But now look at these images of the pansy in the flower box from the FD lens and the EOS lens both at 105mm focal length. Neither image shows color fringing along the white edges. Not only that but the transition from white to the grey of the wood background is accomplished in two to three pixels on the FD lens. This is very respectable resolution and almost to the limit of the sensor’s resolving ability.
The EOS lens does show greater sharpness. The light to dark transition is in the order of two pixels which is an improvement over the FD lens. The overall sharpness in the lower EOS image is definitely superior.
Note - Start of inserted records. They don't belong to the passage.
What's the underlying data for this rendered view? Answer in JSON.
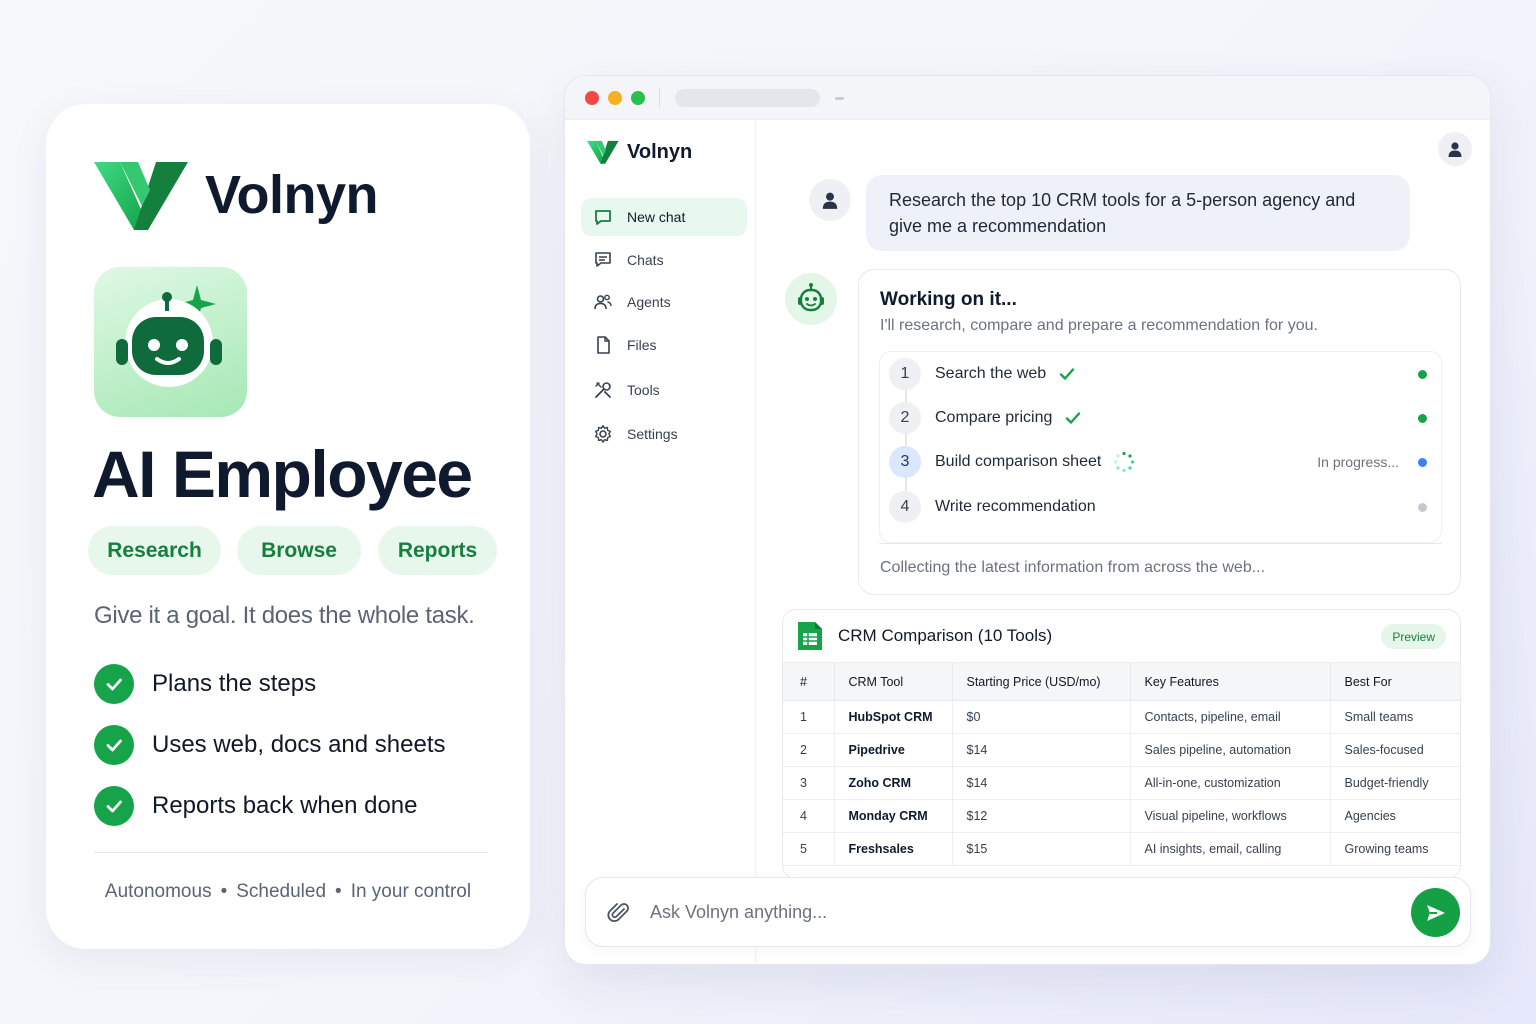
{
  "promo": {
    "brand_name": "Volnyn",
    "headline": "AI Employee",
    "pills": [
      "Research",
      "Browse",
      "Reports"
    ],
    "tagline": "Give it a goal. It does the whole task.",
    "features": [
      "Plans the steps",
      "Uses web, docs and sheets",
      "Reports back when done"
    ],
    "footer": [
      "Autonomous",
      "Scheduled",
      "In your control"
    ],
    "icons": {
      "logo": "v-logo-icon",
      "bot": "robot-sparkle-icon",
      "check": "check-circle-icon"
    }
  },
  "app": {
    "brand_name": "Volnyn",
    "sidebar": {
      "items": [
        {
          "label": "New chat",
          "icon": "chat-bubble-icon",
          "active": true
        },
        {
          "label": "Chats",
          "icon": "chats-icon",
          "active": false
        },
        {
          "label": "Agents",
          "icon": "agents-icon",
          "active": false
        },
        {
          "label": "Files",
          "icon": "file-icon",
          "active": false
        },
        {
          "label": "Tools",
          "icon": "tools-icon",
          "active": false
        },
        {
          "label": "Settings",
          "icon": "gear-icon",
          "active": false
        }
      ]
    },
    "user_message": "Research the top 10 CRM tools for a 5-person agency and give me a recommendation",
    "working": {
      "title": "Working on it...",
      "subtitle": "I'll research, compare and prepare a recommendation for you.",
      "steps": [
        {
          "num": "1",
          "label": "Search the web",
          "state": "done",
          "status": ""
        },
        {
          "num": "2",
          "label": "Compare pricing",
          "state": "done",
          "status": ""
        },
        {
          "num": "3",
          "label": "Build comparison sheet",
          "state": "in-progress",
          "status": "In progress..."
        },
        {
          "num": "4",
          "label": "Write recommendation",
          "state": "pending",
          "status": ""
        }
      ],
      "footer": "Collecting the latest information from across the web..."
    },
    "table": {
      "title": "CRM Comparison (10 Tools)",
      "badge": "Preview",
      "columns": [
        "#",
        "CRM Tool",
        "Starting Price (USD/mo)",
        "Key Features",
        "Best For"
      ],
      "rows": [
        [
          "1",
          "HubSpot CRM",
          "$0",
          "Contacts, pipeline, email",
          "Small teams"
        ],
        [
          "2",
          "Pipedrive",
          "$14",
          "Sales pipeline, automation",
          "Sales-focused"
        ],
        [
          "3",
          "Zoho CRM",
          "$14",
          "All-in-one, customization",
          "Budget-friendly"
        ],
        [
          "4",
          "Monday CRM",
          "$12",
          "Visual pipeline, workflows",
          "Agencies"
        ],
        [
          "5",
          "Freshsales",
          "$15",
          "AI insights, email, calling",
          "Growing teams"
        ]
      ]
    },
    "composer": {
      "placeholder": "Ask Volnyn anything...",
      "value": ""
    },
    "colors": {
      "brand_green": "#16a34a",
      "dot_done": "#16a34a",
      "dot_progress": "#3b82f6",
      "dot_pending": "#c4c8d0"
    }
  }
}
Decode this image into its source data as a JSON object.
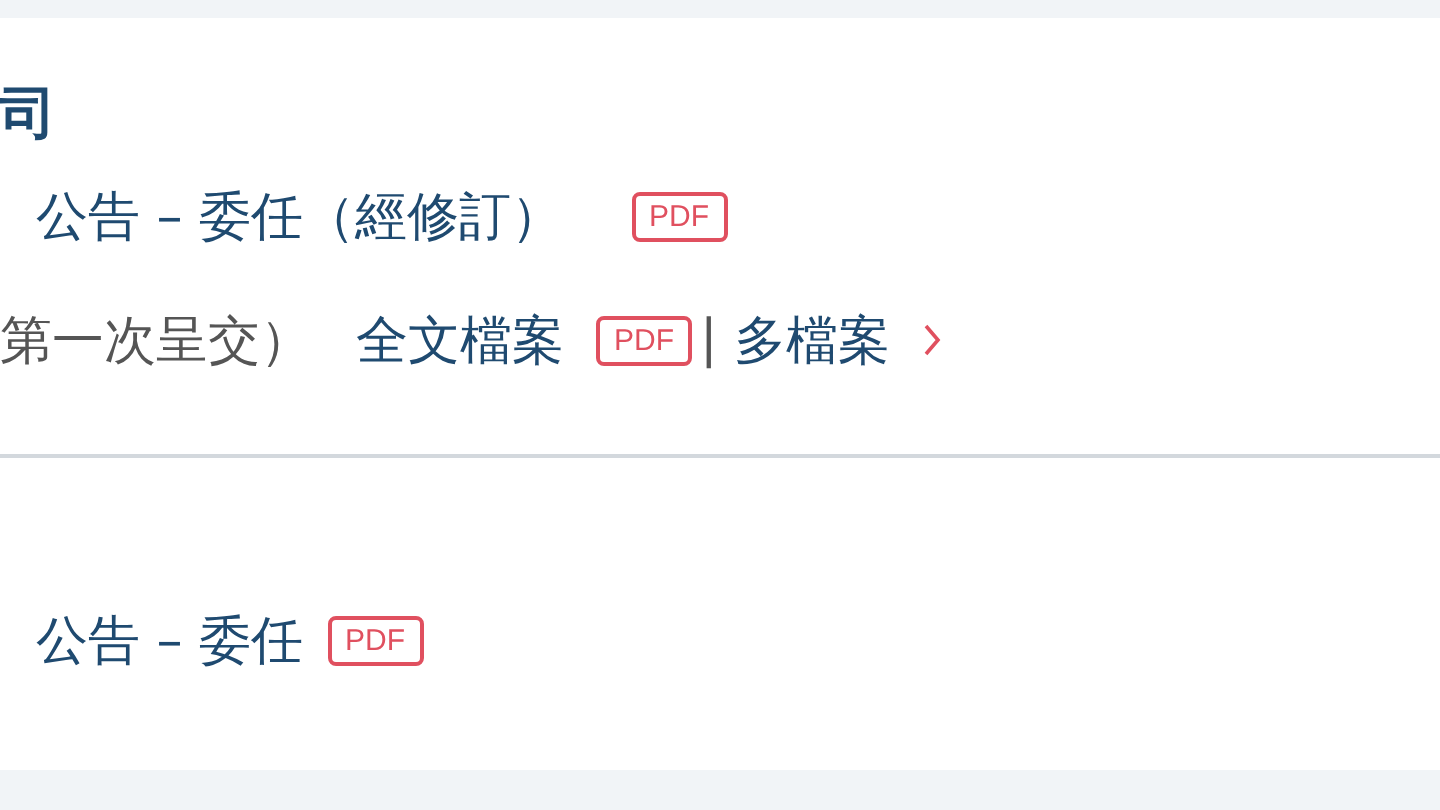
{
  "sections": [
    {
      "title": "司",
      "items": [
        {
          "kind": "document",
          "label": "公告 – 委任（經修訂）",
          "badge": "PDF"
        },
        {
          "kind": "submission",
          "note": "第一次呈交）",
          "link": "全文檔案",
          "badge": "PDF",
          "separator": "|",
          "more": "多檔案"
        }
      ]
    },
    {
      "items": [
        {
          "kind": "document",
          "label": "公告 – 委任",
          "badge": "PDF"
        }
      ]
    }
  ]
}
That said you must keep in mind that the lower image was focused automatically while the upper FD image was focused manually with the assistance of “focus peaking” because the FD lens focusing is manual. I may have not been as accurate as I should have been in my focusing. My eyes are getting pretty weak. Probably additional testing is warranted to confirm the difference in the lenses. But this enough for now to establish this as a good lens.
This is a very rough test of my FD 35-105mm lens and I do not intend to test further. I am satisfied that this lens is certainly capable of fine detail and certainly it is up to the resolution of any film I may use.
And speaking of film, I have a fresh roll of HP5 in my F-1 shooter now with my FD 35-105mm lens mounted on it as shown above in the first photo. I intend to shoot several rolls of film with this lens. It may just be my new favorite walk-about lens. Let me leave you with two final images from the FD 35-105mm lens taken on my Canon R.
These are both scenes from Susan’s garden which is a favorite place of mine to take pictures. As you can see, this little FD zoom lens can take a pretty fine picture.